START PROVIDED RECORDS
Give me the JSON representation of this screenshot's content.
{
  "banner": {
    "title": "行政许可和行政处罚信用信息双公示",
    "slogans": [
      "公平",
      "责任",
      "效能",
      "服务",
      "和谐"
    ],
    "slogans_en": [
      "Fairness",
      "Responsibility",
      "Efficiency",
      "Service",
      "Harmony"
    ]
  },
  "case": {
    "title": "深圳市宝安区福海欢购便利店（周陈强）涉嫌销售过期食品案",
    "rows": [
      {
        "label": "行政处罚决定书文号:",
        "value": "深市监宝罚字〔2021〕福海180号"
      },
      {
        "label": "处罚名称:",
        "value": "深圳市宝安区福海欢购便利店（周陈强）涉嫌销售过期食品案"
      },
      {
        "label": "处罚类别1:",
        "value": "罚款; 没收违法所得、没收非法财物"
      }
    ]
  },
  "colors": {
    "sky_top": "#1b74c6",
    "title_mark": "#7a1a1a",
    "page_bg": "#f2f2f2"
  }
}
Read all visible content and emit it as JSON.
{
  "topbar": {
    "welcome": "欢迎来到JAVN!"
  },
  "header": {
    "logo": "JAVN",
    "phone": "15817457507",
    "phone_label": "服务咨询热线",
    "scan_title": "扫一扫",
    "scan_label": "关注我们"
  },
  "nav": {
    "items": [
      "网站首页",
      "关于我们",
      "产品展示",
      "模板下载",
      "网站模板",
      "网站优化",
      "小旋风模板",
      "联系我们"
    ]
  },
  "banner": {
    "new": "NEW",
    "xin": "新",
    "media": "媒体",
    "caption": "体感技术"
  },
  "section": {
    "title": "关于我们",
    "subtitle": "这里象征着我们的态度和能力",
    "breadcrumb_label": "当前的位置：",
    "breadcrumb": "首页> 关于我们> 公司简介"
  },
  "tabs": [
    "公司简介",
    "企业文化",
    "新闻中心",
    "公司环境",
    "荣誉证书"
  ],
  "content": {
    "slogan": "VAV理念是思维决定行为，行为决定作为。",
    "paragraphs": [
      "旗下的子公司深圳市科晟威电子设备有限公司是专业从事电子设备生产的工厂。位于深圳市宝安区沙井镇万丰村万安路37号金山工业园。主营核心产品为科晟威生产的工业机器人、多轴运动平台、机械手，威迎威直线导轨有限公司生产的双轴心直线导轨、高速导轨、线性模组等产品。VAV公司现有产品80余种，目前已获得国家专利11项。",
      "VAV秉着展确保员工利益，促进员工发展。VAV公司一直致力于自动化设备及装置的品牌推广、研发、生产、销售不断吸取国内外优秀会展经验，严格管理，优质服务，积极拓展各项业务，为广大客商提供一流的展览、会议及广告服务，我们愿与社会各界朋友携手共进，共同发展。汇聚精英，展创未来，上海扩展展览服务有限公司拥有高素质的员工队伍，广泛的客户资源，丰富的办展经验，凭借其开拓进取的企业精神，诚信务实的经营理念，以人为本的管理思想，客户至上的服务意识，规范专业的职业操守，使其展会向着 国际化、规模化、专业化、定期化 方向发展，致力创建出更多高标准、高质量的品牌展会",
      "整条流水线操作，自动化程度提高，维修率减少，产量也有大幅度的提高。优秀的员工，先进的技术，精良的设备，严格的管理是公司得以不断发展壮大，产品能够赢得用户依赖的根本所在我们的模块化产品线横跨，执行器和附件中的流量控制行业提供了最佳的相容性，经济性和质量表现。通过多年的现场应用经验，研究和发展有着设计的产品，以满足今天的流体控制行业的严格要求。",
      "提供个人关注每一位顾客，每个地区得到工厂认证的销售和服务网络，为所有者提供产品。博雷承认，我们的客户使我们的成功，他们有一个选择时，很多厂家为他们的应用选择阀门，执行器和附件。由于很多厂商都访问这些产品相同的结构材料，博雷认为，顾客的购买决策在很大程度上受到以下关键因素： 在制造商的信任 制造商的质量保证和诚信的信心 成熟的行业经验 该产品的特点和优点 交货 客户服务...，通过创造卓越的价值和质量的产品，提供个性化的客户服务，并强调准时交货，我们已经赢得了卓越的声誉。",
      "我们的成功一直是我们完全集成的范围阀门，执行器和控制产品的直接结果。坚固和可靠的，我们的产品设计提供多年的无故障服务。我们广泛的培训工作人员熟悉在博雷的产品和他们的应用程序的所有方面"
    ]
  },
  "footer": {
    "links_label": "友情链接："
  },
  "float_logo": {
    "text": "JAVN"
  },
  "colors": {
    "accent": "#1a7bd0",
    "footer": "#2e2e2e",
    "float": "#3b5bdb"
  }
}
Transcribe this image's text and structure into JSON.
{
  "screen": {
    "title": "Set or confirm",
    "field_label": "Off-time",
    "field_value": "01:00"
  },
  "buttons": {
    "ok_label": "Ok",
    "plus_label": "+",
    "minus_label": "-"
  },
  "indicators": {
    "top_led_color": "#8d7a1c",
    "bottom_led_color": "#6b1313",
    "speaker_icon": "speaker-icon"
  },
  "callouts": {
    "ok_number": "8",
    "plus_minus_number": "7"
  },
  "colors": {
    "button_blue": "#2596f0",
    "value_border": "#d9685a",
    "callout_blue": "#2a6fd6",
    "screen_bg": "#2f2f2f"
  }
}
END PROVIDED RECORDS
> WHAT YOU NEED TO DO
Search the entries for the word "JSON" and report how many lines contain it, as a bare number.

> EXERCISE RESULT
3